In the past, if you bought a Wrangler to use purely on-road, though, you were undoubtedly some kind of masochist. That’s not the case anymore. Jeep Australia representatives claim, despite the improvements on-road, however, that it is also better off-road. Let’s find out then.
The aforementioned eight-speed auto is excellent off-road and 4WD Auto, 4WD High Range Lock, and 4WD Low Range Lock, are all easy to select via the traditional shift lever. The Wrangler locks in and out of modes quickly, and despite being able to execute those changes on the move, I always come to a stop and select neutral – mechanical sympathy and all that.
Low-range is just that – really low. The 77.2:1 crawl ratio works superbly on steep declines, and will also allow the Rubicon to crawl neatly uphill over tough obstacles. I liked the feel of the throttle pedal in the petrol Rubicon, too. That’s not always an easy element to get right compared to diesels, which almost always feel less jittery off-road. However, the Wrangler’s petrol engine reacts gently to throttle inputs on even the harshest tracks. It makes smooth crawling and tough off-road progress a lot more enjoyable.
Three elements combine to ensure the Wrangler is almost unstoppable off-road: proper low-range gearing, the twin diff locks, and the front swaybar disconnect, which liberates extensive wheel travel. You find that you’re rarely unloading a tyre, even through crazy crossovers, such is the scope of wheel travel available. That means better, smoother progress, less scrabbling and no wasted energy. Hardcore 4WDers will want more ground clearance, but for a factory off-roader, the Wrangler offers excellent capability in standard trim.

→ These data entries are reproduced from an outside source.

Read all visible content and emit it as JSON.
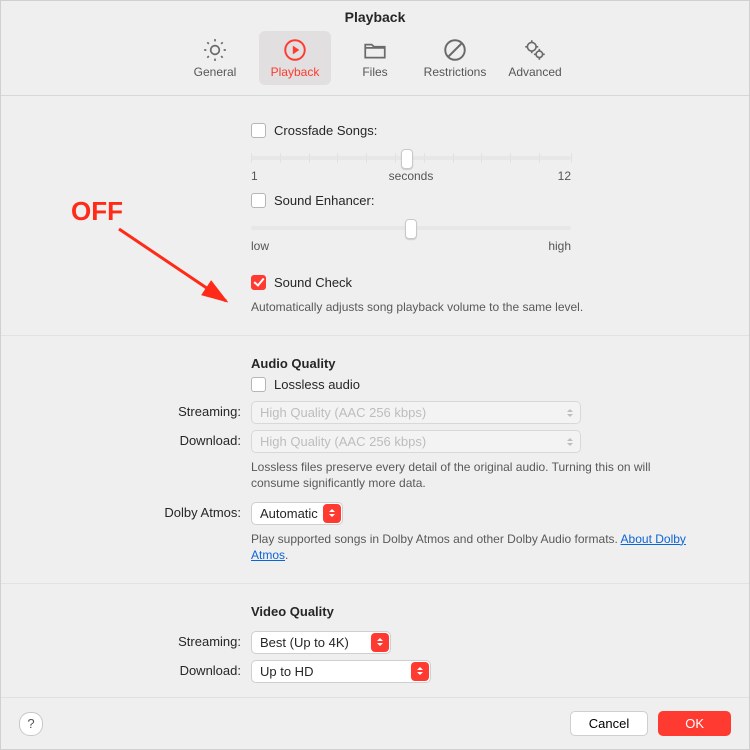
{
  "title": "Playback",
  "tabs": [
    {
      "label": "General"
    },
    {
      "label": "Playback"
    },
    {
      "label": "Files"
    },
    {
      "label": "Restrictions"
    },
    {
      "label": "Advanced"
    }
  ],
  "crossfade": {
    "label": "Crossfade Songs:",
    "min": "1",
    "mid": "seconds",
    "max": "12"
  },
  "enhancer": {
    "label": "Sound Enhancer:",
    "min": "low",
    "max": "high"
  },
  "soundcheck": {
    "label": "Sound Check",
    "desc": "Automatically adjusts song playback volume to the same level."
  },
  "audio": {
    "heading": "Audio Quality",
    "lossless": "Lossless audio",
    "streaming_label": "Streaming:",
    "download_label": "Download:",
    "quality_value": "High Quality (AAC 256 kbps)",
    "note": "Lossless files preserve every detail of the original audio. Turning this on will consume significantly more data.",
    "atmos_label": "Dolby Atmos:",
    "atmos_value": "Automatic",
    "atmos_note": "Play supported songs in Dolby Atmos and other Dolby Audio formats.",
    "atmos_link": "About Dolby Atmos"
  },
  "video": {
    "heading": "Video Quality",
    "streaming_label": "Streaming:",
    "streaming_value": "Best (Up to 4K)",
    "download_label": "Download:",
    "download_value": "Up to HD"
  },
  "footer": {
    "cancel": "Cancel",
    "ok": "OK"
  },
  "annotation": "OFF"
}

The Rubicon model has bash plates and protection where you need it, short overhangs front and rear to make approach and departure almost always a no-scrape affair, and a still impressive rampover angle despite the long wheelbase. We touched down a few times off-road, as expected, but you can see from the photos that Climies Track outside Strahan in Tasmania is a pretty tough affair. We were out there for almost 11 hours, with some videography and a lunch stop included, but it’s pretty serious, low-speed off-road work the whole way that required shovels and MAXTRAX a few times thanks to the recent heavy rain.
So, while it’s not a perfect new platform, the new Wrangler is a huge developmental step forward from the old model. I still think you should be buying these and heading as far off-road as you dare to justify the outlay, but it’s so much more refined on-road that you can’t criticise those who will choose to use it solely around town.
As far as showroom standard, factory off-roaders go, the Wrangler Rubicon is as good as it gets.